Several years ago the city revamped their leaf pick-up material to stop telling people to “neatly place” their leaves in the bike lane and confirmed that yes, it IS illegal to put leaves (or any debris) in the bike lane. At the same time they improved their sweeping procedures, created priority routes, and even helped create an app, iBikeEugene that makes it easy to report the issue and get it cleaned up faster. Here’s a little video made by our intrepid founder just today that shows you how to use the app.
Now go get it and start making our streets safer and better for all!
We’re not dead, we’re just resting under a pile of leaves.
Sure it’s a bit wet and slippery out there, so what get out and ride. Here’s a good opportunity to ride AND support LiveMove’s fundraiser at Oakshire tomorrow:
Ever wonder what a parakeet dressed as pug looks like? Or for that matter, how a pug dressed in parakeet suit for Halloween appears? Well, the answer is probably not in this shape.
On Wednesday, let’s support LiveMove’s Oakshire Fundraiser to get a bike counter installed on 13th & Kincaid. It’s a pricey ambition, so why not throw down a couple pints to move the needle:
We’ll meet at Oakshire at 7pm, this Wednesday Oct. 29th and ride in the shape of the Pugakeet!
See you there or…trick instead of treat!
The Bureau of Land Management is planning a controlled ecological burn on a section of Willamette Daisy Meadow today immediately adjacent to the Fern Ridge Bike Path. As a result, the path will need to close temporarily during operations. The path will be closed at the south end at the intersection of the bike path with Terry St. and at the north end where the path crosses the railroad tracks. See the attached map for more details. The path will be closed for approximately two to three hours starting around noon.
Throughout the Willamette Valley ecological burns are used as a restoration tool to protect valuable biological diversity in prairie and savanna ecosystems. This site has one of the largest populations of Willamette Valley daisy, an endangered species, left in the world. Removal of standing dead vegetation also benefits the community by decreasing the chances of uncontrolled wildfire at the wildland-urban interface.
Ecological burns are managed by experienced and highly trained fire crews.

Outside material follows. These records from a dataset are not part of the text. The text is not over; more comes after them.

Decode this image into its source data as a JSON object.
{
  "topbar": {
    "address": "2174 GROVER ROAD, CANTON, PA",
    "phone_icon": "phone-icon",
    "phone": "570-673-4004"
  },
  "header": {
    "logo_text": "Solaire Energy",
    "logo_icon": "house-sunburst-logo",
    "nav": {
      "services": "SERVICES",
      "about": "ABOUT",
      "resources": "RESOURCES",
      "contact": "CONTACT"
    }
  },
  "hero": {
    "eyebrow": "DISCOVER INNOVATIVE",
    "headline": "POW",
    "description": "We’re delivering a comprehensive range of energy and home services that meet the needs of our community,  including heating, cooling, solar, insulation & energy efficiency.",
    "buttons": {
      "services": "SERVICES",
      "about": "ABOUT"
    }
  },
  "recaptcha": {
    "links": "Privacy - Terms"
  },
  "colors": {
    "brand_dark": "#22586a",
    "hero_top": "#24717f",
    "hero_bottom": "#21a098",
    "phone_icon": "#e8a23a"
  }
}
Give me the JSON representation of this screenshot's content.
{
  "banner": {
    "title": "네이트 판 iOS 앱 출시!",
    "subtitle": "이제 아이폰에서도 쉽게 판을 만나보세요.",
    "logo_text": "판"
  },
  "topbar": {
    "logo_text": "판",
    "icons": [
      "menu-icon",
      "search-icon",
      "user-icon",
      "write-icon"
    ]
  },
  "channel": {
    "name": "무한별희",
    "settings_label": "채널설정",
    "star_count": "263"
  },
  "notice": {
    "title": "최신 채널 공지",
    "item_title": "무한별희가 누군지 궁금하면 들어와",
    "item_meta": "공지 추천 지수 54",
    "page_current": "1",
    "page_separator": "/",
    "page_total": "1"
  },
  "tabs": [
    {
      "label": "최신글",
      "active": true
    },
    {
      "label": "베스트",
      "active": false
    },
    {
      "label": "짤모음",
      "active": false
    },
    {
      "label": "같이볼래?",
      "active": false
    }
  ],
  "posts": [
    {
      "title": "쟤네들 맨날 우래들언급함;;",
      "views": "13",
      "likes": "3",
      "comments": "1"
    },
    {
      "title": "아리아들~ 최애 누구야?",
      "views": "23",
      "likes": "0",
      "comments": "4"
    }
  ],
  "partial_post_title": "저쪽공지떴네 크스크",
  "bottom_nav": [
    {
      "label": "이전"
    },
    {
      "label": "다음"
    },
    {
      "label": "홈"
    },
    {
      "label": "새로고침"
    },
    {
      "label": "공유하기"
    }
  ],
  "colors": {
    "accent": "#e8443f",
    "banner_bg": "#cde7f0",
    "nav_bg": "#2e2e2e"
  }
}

Burn related information contact Bureau of Land Management Public Affairs Officer Jennifer Velez at 541-232-9241
Path closure information contact Natural Resources Supervisor Trevor Taylor at 541-912-5755